(Natural News) A new study from the University of Southern Denmark investigates the historic role that nutrition has played in the evolution of the human brain. If it weren’t for essential nutrients such as magnesium and zinc, modern brains would not be able to function. Throughout history, the primitive hunter-gather must have stumbled across nutrient-dense foods such as seaweed. Coastal areas were very attractive to early homo sapiens. Various species of micro-algae could have been the key food that expanded the cognition of early mankind.

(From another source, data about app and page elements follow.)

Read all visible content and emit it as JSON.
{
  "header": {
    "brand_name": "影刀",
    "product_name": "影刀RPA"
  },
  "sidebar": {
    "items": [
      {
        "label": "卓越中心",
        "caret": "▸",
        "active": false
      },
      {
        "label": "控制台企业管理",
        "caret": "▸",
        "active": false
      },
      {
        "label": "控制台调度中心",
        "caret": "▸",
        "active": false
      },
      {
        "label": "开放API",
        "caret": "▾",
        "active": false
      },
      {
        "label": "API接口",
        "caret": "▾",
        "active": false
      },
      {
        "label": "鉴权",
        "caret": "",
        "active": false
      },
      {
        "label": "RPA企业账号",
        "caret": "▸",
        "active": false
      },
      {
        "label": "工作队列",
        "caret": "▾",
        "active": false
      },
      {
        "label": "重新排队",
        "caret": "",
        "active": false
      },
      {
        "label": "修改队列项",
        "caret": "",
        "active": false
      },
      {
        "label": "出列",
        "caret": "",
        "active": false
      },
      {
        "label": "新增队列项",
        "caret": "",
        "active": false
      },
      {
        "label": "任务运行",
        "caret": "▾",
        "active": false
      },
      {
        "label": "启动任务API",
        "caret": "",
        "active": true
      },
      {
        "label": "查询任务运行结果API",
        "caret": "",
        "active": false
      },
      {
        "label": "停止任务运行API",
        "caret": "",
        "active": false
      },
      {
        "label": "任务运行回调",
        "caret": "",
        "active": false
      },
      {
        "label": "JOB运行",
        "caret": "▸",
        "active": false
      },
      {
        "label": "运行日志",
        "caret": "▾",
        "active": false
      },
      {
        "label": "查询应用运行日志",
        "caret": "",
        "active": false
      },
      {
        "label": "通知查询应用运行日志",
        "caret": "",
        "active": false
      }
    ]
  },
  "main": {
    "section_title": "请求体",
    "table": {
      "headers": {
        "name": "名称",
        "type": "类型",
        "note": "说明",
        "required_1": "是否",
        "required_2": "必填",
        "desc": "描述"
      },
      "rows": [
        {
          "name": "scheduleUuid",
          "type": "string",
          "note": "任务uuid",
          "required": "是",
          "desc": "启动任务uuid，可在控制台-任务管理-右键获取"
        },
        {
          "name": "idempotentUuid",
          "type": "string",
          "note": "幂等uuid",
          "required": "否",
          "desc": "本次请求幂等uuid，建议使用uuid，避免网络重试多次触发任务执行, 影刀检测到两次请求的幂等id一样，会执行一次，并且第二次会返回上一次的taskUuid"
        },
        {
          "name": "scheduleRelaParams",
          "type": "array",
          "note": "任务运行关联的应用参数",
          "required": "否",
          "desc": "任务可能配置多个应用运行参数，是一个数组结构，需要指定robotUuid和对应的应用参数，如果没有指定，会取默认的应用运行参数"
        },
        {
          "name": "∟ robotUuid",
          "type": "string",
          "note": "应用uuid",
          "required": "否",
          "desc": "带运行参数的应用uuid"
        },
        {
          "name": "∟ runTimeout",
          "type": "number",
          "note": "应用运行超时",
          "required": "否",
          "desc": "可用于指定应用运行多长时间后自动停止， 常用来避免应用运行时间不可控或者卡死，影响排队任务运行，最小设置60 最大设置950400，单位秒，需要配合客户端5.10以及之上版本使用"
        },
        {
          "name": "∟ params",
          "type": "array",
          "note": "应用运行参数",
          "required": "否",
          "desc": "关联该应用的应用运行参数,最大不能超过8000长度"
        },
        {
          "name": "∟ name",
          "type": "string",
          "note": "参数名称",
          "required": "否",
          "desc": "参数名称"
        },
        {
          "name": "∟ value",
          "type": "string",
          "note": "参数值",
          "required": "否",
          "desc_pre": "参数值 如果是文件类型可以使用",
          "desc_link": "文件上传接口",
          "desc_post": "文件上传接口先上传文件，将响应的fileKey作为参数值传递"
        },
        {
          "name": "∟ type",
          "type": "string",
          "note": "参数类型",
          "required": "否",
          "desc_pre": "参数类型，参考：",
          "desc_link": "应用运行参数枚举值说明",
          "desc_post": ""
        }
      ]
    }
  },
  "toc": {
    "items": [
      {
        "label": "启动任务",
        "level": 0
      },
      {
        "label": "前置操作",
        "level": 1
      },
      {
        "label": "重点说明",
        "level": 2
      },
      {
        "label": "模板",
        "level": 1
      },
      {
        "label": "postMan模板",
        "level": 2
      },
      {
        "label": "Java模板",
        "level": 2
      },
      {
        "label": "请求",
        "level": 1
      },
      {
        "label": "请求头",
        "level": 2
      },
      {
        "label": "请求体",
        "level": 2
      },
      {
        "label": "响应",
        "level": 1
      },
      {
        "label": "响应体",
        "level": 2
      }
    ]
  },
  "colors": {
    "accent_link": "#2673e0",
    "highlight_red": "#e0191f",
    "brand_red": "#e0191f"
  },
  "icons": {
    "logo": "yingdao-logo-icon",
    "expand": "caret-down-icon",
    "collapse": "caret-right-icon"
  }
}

Over several millennia, human brains have changed. One way or the other, man’s cognitive abilities are going to adapt to the circumstances. In the quest for knowledge, or perhaps by accident, mankind must have stumbled upon the very elements that augment cognitive function. Perhaps the apple wasn’t enough. The discovery of seaweed must have opened up entirely new capacities for human knowledge since it contains highly concentrated sources of magnesium, zinc, vitamin B12 and poly-unsaturated fatty-acids (PUFAs).
Magnesium plays a central role in human cognition. It protects neurons and boosts new memory development. Zinc is a crucial element for learning, development, and memory. Poly-unsaturated fatty-acids (PUFAs) also help build the brain.
Nutrient-dense seaweeds could have changed the entire thinking process of coastal cultures, broadening their perspective, enlightening their visionary traits, and stimulating interpersonal communication. Nutrients that nourish the nervous system could have been the key that guided Homo sapiens out of a primitive state.
Healthy brain function, the ability to think, and the capacity to create is what determines the destiny of free-willed people. Nutrients such as magnesium and zinc promote positive thinking and clarity of thought. Seaweed’s virtues could have played an important role in helping cultures work together, invent, and plan. The discovery of seaweed could have opened the door to a new state of mind that elevated primitive man’s standard of living.
In the beginning, mankind needed energy-rich foods to survive. When humans stumbled upon dense sources of essential nutrients (like in seaweed) it must have forever-changed the trajectory of their path. Seaweed provides both the energy and expanded cognitive abilities.
“Nutrients needed for this transition from a primitive ancestor to modern Homo sapiens were (and still are) available in seaweeds,” states Professor Ole G. Mouritsen of University of Southern Denmark. “Seaweeds could be found and harvested in abundance on shores, and for a foraging lifestyle, a rich coastal environment would be a significant source of a consistent supply of these nutrients.”
He contends that foraging behaviors must have changed between 2.5 and 2 million years ago when Homo sapiens started traversing longer distances to get food. At the same time, the body structure of humans became more upright, as bipedalism took precedence. Coastal areas and the discovery of vitamin-rich sources of seaweed could have drastically influenced human behavior at critical turning points in man’s lineage.
“Our ancestors would find foods like fish, crustaceans, snails, seaweeds, bird eggs and perhaps occasional dead marine vertebrates. But they probably did not have the necessary rudimental understanding of seasonal tidal cycles and their influence on shellfish availability,” the study authors wrote. “Seaweeds of different types, on the other hand, can be found all across the intertidal zone from the high water mark to the subtidal regions and they could be readily and repeatedly harvested for food by all family members, including women and children,” the authors state.
Along with magnesium, zinc, and healthy fats, seaweed also provides copious amounts of Vitamin B 12, which is important for specialized cognitive functions such as language. Seaweed also contains iodine, which synthesizes thyroid hormones. This process is critical for nervous system development. Some seaweed contains taurine, an element that is found in the retina, the central nervous system and in the developing human brain. Interestingly, newborn brains contain three times the amount of taurine compared to adults. These key nutrients are found in high concentrations in different seaweeds. Microalgae are a great source of nutrition then and are much needed now to preserve the sanity and cognitive abilities of humans today.